(Data records for software interfaces)
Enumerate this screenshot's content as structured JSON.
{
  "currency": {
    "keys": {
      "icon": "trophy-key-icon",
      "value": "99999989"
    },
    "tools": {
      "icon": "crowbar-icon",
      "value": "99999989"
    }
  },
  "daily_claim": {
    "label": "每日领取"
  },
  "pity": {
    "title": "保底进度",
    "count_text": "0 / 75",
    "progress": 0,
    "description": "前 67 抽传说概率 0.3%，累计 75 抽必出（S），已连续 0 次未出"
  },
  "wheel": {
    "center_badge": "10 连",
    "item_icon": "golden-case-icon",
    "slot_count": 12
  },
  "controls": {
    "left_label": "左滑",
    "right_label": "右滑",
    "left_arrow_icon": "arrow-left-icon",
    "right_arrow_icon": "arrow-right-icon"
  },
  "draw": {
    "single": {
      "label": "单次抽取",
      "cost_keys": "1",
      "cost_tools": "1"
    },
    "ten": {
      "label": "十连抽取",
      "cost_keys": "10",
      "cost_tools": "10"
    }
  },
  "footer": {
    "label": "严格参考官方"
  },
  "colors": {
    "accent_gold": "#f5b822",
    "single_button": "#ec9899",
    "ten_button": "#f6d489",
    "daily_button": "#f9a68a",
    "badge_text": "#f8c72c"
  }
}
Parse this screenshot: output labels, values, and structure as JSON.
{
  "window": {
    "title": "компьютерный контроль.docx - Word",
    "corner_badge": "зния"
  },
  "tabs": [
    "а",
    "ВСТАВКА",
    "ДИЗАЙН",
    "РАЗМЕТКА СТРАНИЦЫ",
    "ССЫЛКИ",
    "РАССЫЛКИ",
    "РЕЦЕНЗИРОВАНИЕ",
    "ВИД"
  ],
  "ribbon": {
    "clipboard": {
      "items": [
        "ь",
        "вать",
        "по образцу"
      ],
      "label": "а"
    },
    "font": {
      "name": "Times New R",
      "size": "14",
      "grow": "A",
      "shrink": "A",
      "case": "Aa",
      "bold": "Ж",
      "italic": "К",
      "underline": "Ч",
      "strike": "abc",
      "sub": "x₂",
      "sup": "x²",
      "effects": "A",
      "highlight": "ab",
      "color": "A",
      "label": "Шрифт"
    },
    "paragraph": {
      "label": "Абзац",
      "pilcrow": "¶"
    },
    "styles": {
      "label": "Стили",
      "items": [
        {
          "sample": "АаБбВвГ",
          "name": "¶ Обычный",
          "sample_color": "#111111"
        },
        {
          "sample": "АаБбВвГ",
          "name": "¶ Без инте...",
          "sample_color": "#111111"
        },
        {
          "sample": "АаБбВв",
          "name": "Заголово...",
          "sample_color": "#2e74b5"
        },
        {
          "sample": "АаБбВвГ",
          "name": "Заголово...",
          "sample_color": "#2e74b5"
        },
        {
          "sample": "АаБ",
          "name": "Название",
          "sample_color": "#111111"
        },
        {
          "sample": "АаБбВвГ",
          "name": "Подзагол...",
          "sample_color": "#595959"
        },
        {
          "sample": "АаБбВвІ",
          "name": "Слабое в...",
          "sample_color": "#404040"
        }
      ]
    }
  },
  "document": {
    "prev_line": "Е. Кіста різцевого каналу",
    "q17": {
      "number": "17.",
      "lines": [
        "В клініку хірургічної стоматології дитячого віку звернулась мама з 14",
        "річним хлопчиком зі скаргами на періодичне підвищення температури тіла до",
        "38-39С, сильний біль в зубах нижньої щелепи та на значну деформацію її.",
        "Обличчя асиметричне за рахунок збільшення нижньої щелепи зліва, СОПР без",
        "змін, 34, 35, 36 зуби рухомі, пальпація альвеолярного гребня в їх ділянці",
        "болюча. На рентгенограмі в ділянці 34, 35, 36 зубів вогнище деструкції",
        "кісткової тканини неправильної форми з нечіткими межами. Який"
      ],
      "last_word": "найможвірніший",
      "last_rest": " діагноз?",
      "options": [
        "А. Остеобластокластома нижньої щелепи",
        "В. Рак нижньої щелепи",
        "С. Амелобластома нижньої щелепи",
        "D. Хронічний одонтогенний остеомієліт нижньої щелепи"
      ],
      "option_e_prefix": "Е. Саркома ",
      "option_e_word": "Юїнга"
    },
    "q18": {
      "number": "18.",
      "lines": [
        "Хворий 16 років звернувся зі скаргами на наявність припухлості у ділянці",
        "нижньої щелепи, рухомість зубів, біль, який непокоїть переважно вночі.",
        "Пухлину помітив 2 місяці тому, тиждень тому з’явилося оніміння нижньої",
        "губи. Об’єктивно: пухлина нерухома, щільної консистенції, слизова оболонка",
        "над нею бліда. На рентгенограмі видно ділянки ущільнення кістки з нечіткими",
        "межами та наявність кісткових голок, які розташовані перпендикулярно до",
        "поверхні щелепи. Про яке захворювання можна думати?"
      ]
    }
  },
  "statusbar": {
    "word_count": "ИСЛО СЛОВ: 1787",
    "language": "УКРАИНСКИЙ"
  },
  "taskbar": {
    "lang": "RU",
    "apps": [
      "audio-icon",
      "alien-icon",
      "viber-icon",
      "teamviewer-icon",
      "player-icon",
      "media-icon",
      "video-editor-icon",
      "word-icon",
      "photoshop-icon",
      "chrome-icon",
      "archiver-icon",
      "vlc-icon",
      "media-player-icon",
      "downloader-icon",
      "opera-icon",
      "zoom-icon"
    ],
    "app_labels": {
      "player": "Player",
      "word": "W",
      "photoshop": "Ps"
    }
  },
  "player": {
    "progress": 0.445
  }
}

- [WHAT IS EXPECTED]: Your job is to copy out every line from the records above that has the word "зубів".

- [COMPLETED TASK]:
        "болюча. На рентгенограмі в ділянці 34, 35, 36 зубів вогнище деструкції",
        "нижньої щелепи, рухомість зубів, біль, який непокоїть переважно вночі.",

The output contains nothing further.